With law enforcement officers, firefighters and EMTs among the audience Monday morning, speakers at Victory Life Church remembered the Sept. 11, 2001 terrorist attacks on New York City and Washington, D.C.
    In addition to reflecting on the attacks that destroyed the World Trade Center twin towers and damaged the Pentagon, speakers honored first responders as heroes who run to danger.
    Victory Life community pastor Rick Phelps said Sept. 11, 2001 began as a “a normal day, a nice sunny day” and ended as “one of the darkest days in our nation’s history. People lost their lives because of the evil intent of others.”
    Phelps introduced Dave Fair, who was serving as a police chaplain when he and fellow chaplain Dan Chapman deployed to Ground Zero, where the twin towers fell.

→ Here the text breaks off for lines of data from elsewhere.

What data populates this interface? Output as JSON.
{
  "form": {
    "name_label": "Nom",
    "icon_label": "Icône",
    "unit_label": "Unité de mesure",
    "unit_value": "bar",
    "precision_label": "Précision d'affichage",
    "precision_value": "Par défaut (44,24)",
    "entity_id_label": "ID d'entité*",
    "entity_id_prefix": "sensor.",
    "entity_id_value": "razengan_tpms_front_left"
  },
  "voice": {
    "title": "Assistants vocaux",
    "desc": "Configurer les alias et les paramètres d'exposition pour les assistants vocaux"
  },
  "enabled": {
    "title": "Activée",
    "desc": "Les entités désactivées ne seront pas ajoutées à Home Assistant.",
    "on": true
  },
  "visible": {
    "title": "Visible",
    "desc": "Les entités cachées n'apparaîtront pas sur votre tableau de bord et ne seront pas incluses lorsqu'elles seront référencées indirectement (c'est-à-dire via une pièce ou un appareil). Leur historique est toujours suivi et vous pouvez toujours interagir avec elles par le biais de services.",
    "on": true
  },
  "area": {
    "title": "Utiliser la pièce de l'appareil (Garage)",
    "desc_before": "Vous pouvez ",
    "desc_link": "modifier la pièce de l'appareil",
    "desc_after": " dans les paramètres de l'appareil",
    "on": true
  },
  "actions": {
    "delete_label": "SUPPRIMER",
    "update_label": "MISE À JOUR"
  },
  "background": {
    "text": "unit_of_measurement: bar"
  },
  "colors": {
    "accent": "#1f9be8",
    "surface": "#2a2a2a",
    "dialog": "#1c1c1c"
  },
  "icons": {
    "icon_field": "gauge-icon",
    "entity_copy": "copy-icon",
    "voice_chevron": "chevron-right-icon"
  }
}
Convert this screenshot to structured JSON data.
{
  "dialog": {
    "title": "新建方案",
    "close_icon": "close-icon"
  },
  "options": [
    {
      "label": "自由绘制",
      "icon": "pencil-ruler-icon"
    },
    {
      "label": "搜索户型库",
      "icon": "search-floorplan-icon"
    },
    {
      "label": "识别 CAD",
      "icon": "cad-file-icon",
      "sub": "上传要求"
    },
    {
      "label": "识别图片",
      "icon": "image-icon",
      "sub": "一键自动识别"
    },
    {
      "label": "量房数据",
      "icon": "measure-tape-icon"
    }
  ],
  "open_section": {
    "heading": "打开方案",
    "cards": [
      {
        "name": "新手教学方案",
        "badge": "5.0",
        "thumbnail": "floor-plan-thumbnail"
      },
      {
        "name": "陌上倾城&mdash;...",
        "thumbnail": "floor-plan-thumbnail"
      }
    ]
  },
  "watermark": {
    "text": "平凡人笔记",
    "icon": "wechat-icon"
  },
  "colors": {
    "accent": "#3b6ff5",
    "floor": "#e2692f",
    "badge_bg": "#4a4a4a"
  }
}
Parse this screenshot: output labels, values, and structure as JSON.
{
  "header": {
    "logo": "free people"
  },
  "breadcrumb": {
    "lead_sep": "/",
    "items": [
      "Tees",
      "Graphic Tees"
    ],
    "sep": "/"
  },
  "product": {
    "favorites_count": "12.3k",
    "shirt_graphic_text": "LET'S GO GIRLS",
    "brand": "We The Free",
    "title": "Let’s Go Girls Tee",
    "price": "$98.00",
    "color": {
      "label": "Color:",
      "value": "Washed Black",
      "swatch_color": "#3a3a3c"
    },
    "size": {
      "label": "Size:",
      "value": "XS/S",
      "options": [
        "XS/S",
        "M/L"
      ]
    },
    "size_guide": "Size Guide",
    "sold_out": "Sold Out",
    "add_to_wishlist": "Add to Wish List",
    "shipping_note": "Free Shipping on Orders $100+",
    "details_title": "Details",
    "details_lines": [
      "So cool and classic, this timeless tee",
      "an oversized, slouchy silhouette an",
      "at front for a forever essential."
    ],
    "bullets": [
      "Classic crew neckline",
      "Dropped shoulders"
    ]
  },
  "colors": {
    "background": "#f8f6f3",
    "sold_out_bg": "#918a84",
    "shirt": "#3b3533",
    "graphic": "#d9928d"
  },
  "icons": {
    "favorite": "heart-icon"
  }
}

     “We live in the greatest country on the earth,” Fair said. “We have a choice to become either victims or survivors. “It’s time now to be survivors. We need to keep on praying, keep on loving and keep on being faithful to do what we know in our heart is right, just and moral.
    “God is with us in the storms of life. The Bible says he will never leave us nor forsake us.”
    KTXS-TV reporter Joshua Peguero recalled sitting near a window in his New York City high school as a 14-year-old student when the terrorists flew the planes into the twin towers. “All I could hear was siren after siren,” Peguero said.
    He recalled seeing “a big, thick cloud of dust, mushrooming up to the sky. Peguero told of watching news reports throughout the week about the funerals of the first responders who died that day. “That’s what giving yourself to a greater cause and higher purpose is all about,” Peguero said.
    “The New York attitude is that when they attack you and when they knock you down, come back even stronger and build a bigger tower, and that’s exactly what we did.”
    Victory Life pastor Stan Roberts, referring to the numerous first responders present, said history is being written “by the committed lives of these men and women, and I believe it is through their determined resolve of vision and purpose.
    “You look at these men and women that are here … are they common and normal? Not by a long shot. What drives them is not normal. It’s their resolve that they have. … Literally when they put on that uniform, they don’t look at things like we look at things. Their vision drives them to do things differently.
    “Their calling resonated with their vision of need. Many times we run from disaster. They run into disaster. They run in to resolve it. They see the need. What we see is the results. What they see as doing their job and a job well done, we see it as an act of heroism.”
    Roberts continued, “Why they do that is because of their passion. They feel like they have no other choice but to fulfill a calling that’s in their heart to serve. They see things as, someone has to do it, someone has to make it happen. It might as well be me.”